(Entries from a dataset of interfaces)
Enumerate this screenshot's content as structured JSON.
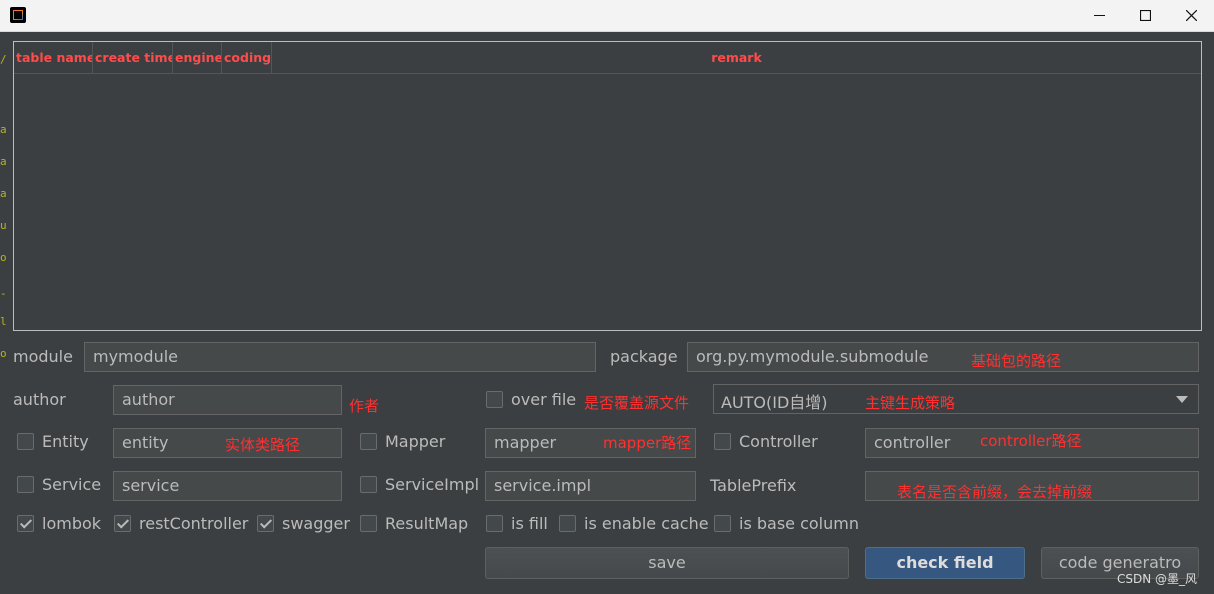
{
  "window": {
    "icon": "intellij-icon",
    "controls": {
      "minimize": "minimize-icon",
      "maximize": "maximize-icon",
      "close": "close-icon"
    }
  },
  "left_strip_chars": [
    "/",
    "a",
    "a",
    "a",
    "u",
    "o",
    "-",
    "l",
    "o"
  ],
  "table": {
    "columns": [
      "table name",
      "create time",
      "engine",
      "coding",
      "remark"
    ],
    "rows": []
  },
  "form": {
    "module": {
      "label": "module",
      "value": "mymodule"
    },
    "package": {
      "label": "package",
      "value": "org.py.mymodule.submodule",
      "note": "基础包的路径"
    },
    "author": {
      "label": "author",
      "value": "author",
      "note": "作者"
    },
    "over_file": {
      "label": "over file",
      "checked": false,
      "note": "是否覆盖源文件"
    },
    "id_strategy": {
      "value": "AUTO(ID自增)",
      "note": "主键生成策略"
    },
    "entity": {
      "label": "Entity",
      "checked": false,
      "value": "entity",
      "note": "实体类路径"
    },
    "mapper": {
      "label": "Mapper",
      "checked": false,
      "value": "mapper",
      "note": "mapper路径"
    },
    "controller": {
      "label": "Controller",
      "checked": false,
      "value": "controller",
      "note": "controller路径"
    },
    "service": {
      "label": "Service",
      "checked": false,
      "value": "service"
    },
    "service_impl": {
      "label": "ServiceImpl",
      "checked": false,
      "value": "service.impl"
    },
    "table_prefix": {
      "label": "TablePrefix",
      "value": "",
      "note": "表名是否含前缀，会去掉前缀"
    },
    "options": [
      {
        "label": "lombok",
        "checked": true
      },
      {
        "label": "restController",
        "checked": true
      },
      {
        "label": "swagger",
        "checked": true
      },
      {
        "label": "ResultMap",
        "checked": false
      },
      {
        "label": "is fill",
        "checked": false
      },
      {
        "label": "is enable cache",
        "checked": false
      },
      {
        "label": "is base column",
        "checked": false
      }
    ]
  },
  "buttons": {
    "save": "save",
    "check_field": "check field",
    "code_generator": "code generatro"
  },
  "watermark": "CSDN @墨_风"
}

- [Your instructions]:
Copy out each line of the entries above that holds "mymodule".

- [Result below]:
      "value": "mymodule"
      "value": "org.py.mymodule.submodule",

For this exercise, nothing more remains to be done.